Donato Bramante: redefining the rules of Western architecture more than 500 years ago
The 500th anniversary of Bramante’s death is commemorated – among other initiatives- with the issue of a postage stamp, featuring the spiral staircase that he designed for the Octagonal Courtyard in the Vatican Museums
We all watched Paolo Sorrentino’s Academy Award-winning film The Great Beauty, and we all dreamed of walking with the protagonist through the Rome’s magnificent Renaissance architecture.

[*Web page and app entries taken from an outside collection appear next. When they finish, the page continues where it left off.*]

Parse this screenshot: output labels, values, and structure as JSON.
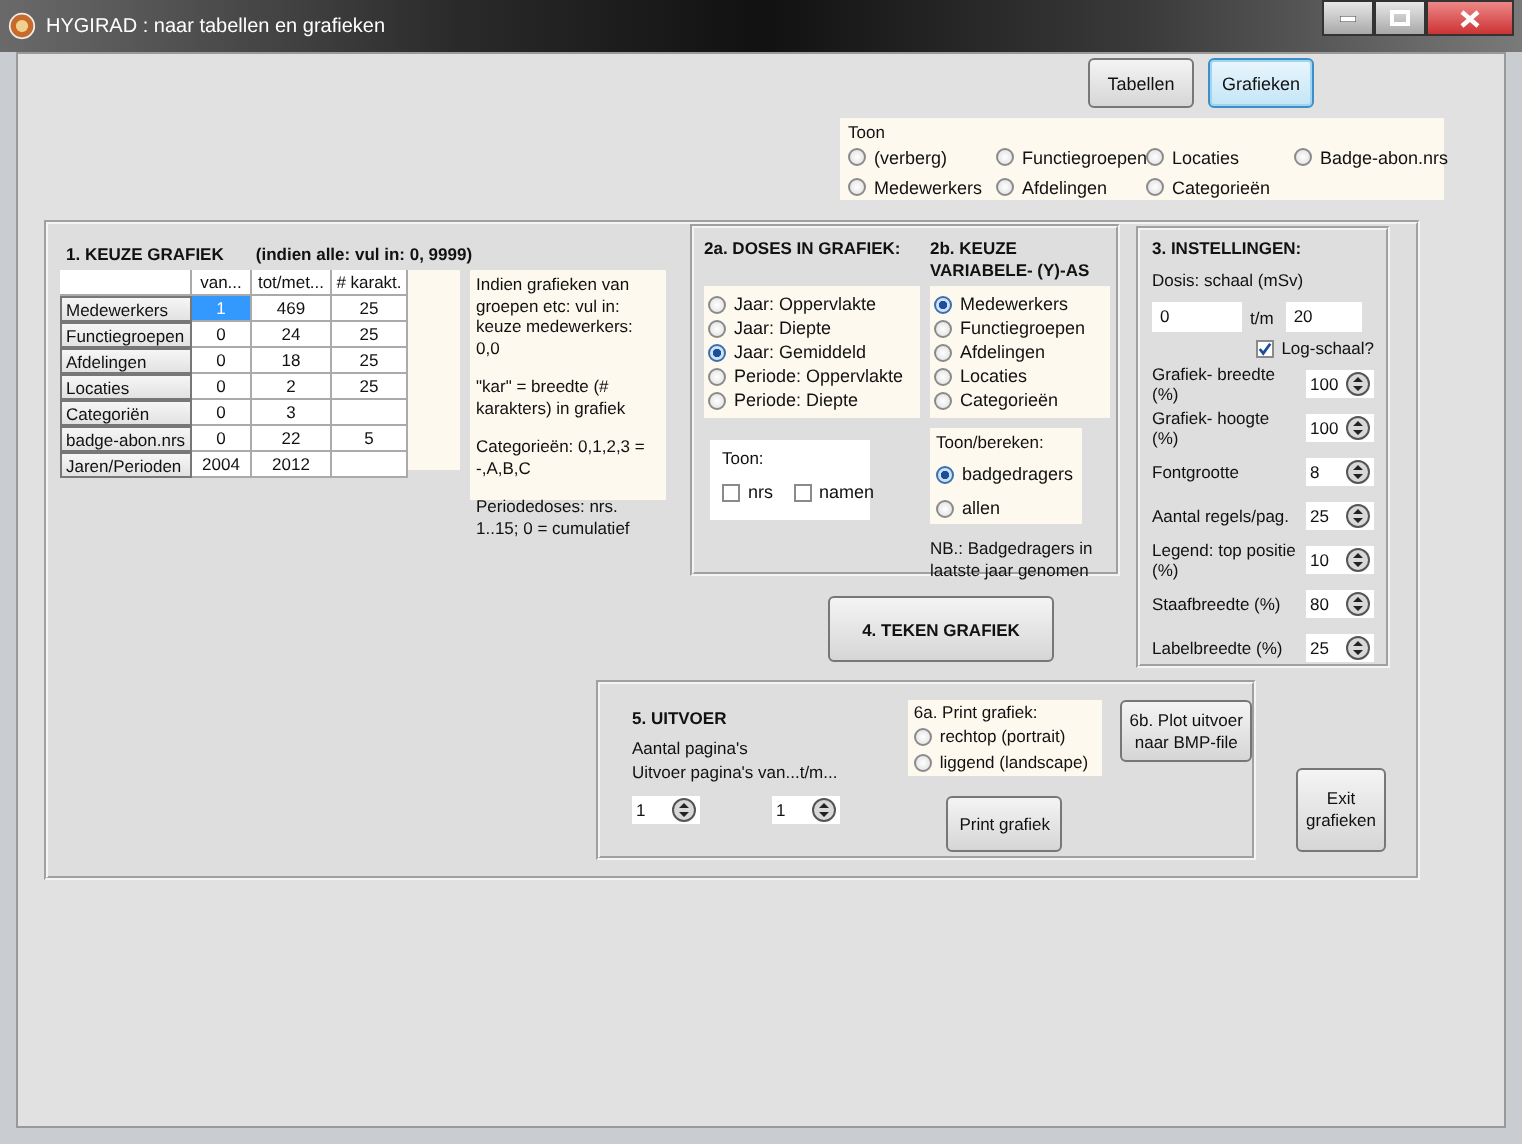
{
  "window": {
    "title": "HYGIRAD : naar tabellen en grafieken"
  },
  "top_buttons": [
    {
      "label": "Tabellen",
      "selected": false
    },
    {
      "label": "Grafieken",
      "selected": true
    }
  ],
  "toon": {
    "title": "Toon",
    "options": [
      {
        "label": "(verberg)",
        "selected": false
      },
      {
        "label": "Medewerkers",
        "selected": false
      },
      {
        "label": "Functiegroepen",
        "selected": false
      },
      {
        "label": "Afdelingen",
        "selected": false
      },
      {
        "label": "Locaties",
        "selected": false
      },
      {
        "label": "Categorieën",
        "selected": false
      },
      {
        "label": "Badge-abon.nrs",
        "selected": false
      }
    ]
  },
  "section1": {
    "title": "1. KEUZE GRAFIEK",
    "hint": "(indien alle: vul in:  0, 9999)",
    "table": {
      "columns": [
        "van...",
        "tot/met...",
        "# karakt."
      ],
      "rows": [
        {
          "label": "Medewerkers",
          "cells": [
            {
              "text": "1",
              "selected": true
            },
            {
              "text": "469",
              "selected": false
            },
            {
              "text": "25",
              "selected": false
            }
          ]
        },
        {
          "label": "Functiegroepen",
          "cells": [
            {
              "text": "0",
              "selected": false
            },
            {
              "text": "24",
              "selected": false
            },
            {
              "text": "25",
              "selected": false
            }
          ]
        },
        {
          "label": "Afdelingen",
          "cells": [
            {
              "text": "0",
              "selected": false
            },
            {
              "text": "18",
              "selected": false
            },
            {
              "text": "25",
              "selected": false
            }
          ]
        },
        {
          "label": "Locaties",
          "cells": [
            {
              "text": "0",
              "selected": false
            },
            {
              "text": "2",
              "selected": false
            },
            {
              "text": "25",
              "selected": false
            }
          ]
        },
        {
          "label": "Categoriën",
          "cells": [
            {
              "text": "0",
              "selected": false
            },
            {
              "text": "3",
              "selected": false
            },
            {
              "selected": false
            }
          ]
        },
        {
          "label": "badge-abon.nrs",
          "cells": [
            {
              "text": "0",
              "selected": false
            },
            {
              "text": "22",
              "selected": false
            },
            {
              "text": "5",
              "selected": false
            }
          ]
        },
        {
          "label": "Jaren/Perioden",
          "cells": [
            {
              "text": "2004",
              "selected": false
            },
            {
              "text": "2012",
              "selected": false
            },
            {
              "selected": false
            }
          ]
        }
      ]
    },
    "notes": [
      "Indien grafieken van groepen etc: vul in: keuze medewerkers: 0,0",
      "\"kar\" = breedte (# karakters) in grafiek",
      "Categorieën: 0,1,2,3 = -,A,B,C",
      "Periodedoses: nrs. 1..15; 0 = cumulatief"
    ]
  },
  "section2a": {
    "title": "2a. DOSES IN GRAFIEK:",
    "options": [
      {
        "label": "Jaar: Oppervlakte",
        "selected": false
      },
      {
        "label": "Jaar: Diepte",
        "selected": false
      },
      {
        "label": "Jaar: Gemiddeld",
        "selected": true
      },
      {
        "label": "Periode: Oppervlakte",
        "selected": false
      },
      {
        "label": "Periode: Diepte",
        "selected": false
      }
    ]
  },
  "section2b": {
    "title": "2b. KEUZE VARIABELE- (Y)-AS",
    "options": [
      {
        "label": "Medewerkers",
        "selected": true
      },
      {
        "label": "Functiegroepen",
        "selected": false
      },
      {
        "label": "Afdelingen",
        "selected": false
      },
      {
        "label": "Locaties",
        "selected": false
      },
      {
        "label": "Categorieën",
        "selected": false
      }
    ]
  },
  "toon_box": {
    "title": "Toon:",
    "checkboxes": [
      {
        "label": "nrs",
        "checked": false
      },
      {
        "label": "namen",
        "checked": false
      }
    ]
  },
  "toon_bereken": {
    "title": "Toon/bereken:",
    "options": [
      {
        "label": "badgedragers",
        "selected": true
      },
      {
        "label": "allen",
        "selected": false
      }
    ]
  },
  "note_2b": "NB.: Badgedragers in laatste jaar genomen",
  "section3": {
    "title": "3. INSTELLINGEN:",
    "scale_label": "Dosis: schaal (mSv)",
    "scale_from": "0",
    "scale_sep": "t/m",
    "scale_to": "20",
    "log_scale": {
      "label": "Log-schaal?",
      "checked": true
    },
    "settings": [
      {
        "label": "Grafiek- breedte (%)",
        "value": "100"
      },
      {
        "label": "Grafiek- hoogte (%)",
        "value": "100"
      },
      {
        "label": "Fontgrootte",
        "value": "8"
      },
      {
        "label": "Aantal regels/pag.",
        "value": "25"
      },
      {
        "label": "Legend: top positie (%)",
        "value": "10"
      },
      {
        "label": "Staafbreedte  (%)",
        "value": "80"
      },
      {
        "label": "Labelbreedte (%)",
        "value": "25"
      }
    ]
  },
  "draw_button": "4. TEKEN GRAFIEK",
  "section5": {
    "title": "5. UITVOER",
    "lines": [
      "Aantal pagina's",
      "Uitvoer pagina's van...t/m..."
    ],
    "page_from": "1",
    "page_to": "1",
    "print_group": {
      "title": "6a.  Print grafiek:",
      "options": [
        {
          "label": "rechtop (portrait)",
          "selected": false
        },
        {
          "label": "liggend (landscape)",
          "selected": false
        }
      ]
    },
    "print_button": "Print grafiek",
    "plot_button": "6b. Plot uitvoer naar BMP-file"
  },
  "exit_button": "Exit grafieken"
}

One of the most beautiful spots celebrated by the movie and loved by tourists from all over the world is certainly Bramante’s Tempietto at San Pietro in Montorio, near Gianicolo and the monumental Fontana dell’Acqua Paola. This small treasure, hidden in the church’s courtyard, was commissioned to Donato Bramante in 1502 by Pope Alexander VI to honor the alleged place where St. Peter was crucified, and it marked the beginning of High Renaissance style in Rome.
Along with Michelangelo and Raffaello, Bramante was, in fact, one of the greatest Italian architects and painters of that period. This year marks the 500th anniversary of his death (1444-1514), commemorated – among other initiatives – with the issue of a postage stamp, featuring the spiral staircase that he designed for the Octagonal Courtyard in the Vatican Museums, and a special exhibition in Vicenza (November 9, 2014 through February 8, 2015), showcasing the artist’s revolutionary project for St. Peter’s Basilica.

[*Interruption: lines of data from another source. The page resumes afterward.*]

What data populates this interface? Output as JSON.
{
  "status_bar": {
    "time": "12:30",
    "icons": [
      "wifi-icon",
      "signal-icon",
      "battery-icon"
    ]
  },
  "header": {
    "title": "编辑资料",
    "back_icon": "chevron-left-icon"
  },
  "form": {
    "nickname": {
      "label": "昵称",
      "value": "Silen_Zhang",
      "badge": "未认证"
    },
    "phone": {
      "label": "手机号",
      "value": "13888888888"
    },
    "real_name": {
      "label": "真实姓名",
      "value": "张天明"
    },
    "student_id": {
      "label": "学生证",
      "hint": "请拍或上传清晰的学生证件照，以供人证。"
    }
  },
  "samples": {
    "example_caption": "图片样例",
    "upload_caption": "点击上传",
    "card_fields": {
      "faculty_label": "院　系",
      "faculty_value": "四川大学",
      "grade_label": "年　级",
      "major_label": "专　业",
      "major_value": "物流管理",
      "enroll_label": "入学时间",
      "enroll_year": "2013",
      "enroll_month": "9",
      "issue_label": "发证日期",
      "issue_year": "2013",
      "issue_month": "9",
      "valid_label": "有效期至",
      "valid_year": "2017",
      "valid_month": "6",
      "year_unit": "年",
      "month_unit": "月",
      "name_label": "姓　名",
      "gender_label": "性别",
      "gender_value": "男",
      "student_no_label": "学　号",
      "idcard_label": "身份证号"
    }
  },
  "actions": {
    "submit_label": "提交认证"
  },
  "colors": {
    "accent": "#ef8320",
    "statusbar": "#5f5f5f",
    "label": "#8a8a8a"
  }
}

Read full article published by L’Italo Americano on October 30, 2014 by Silvia Simonetti: http://italoamericano.com/story/2014-10-30/Bramante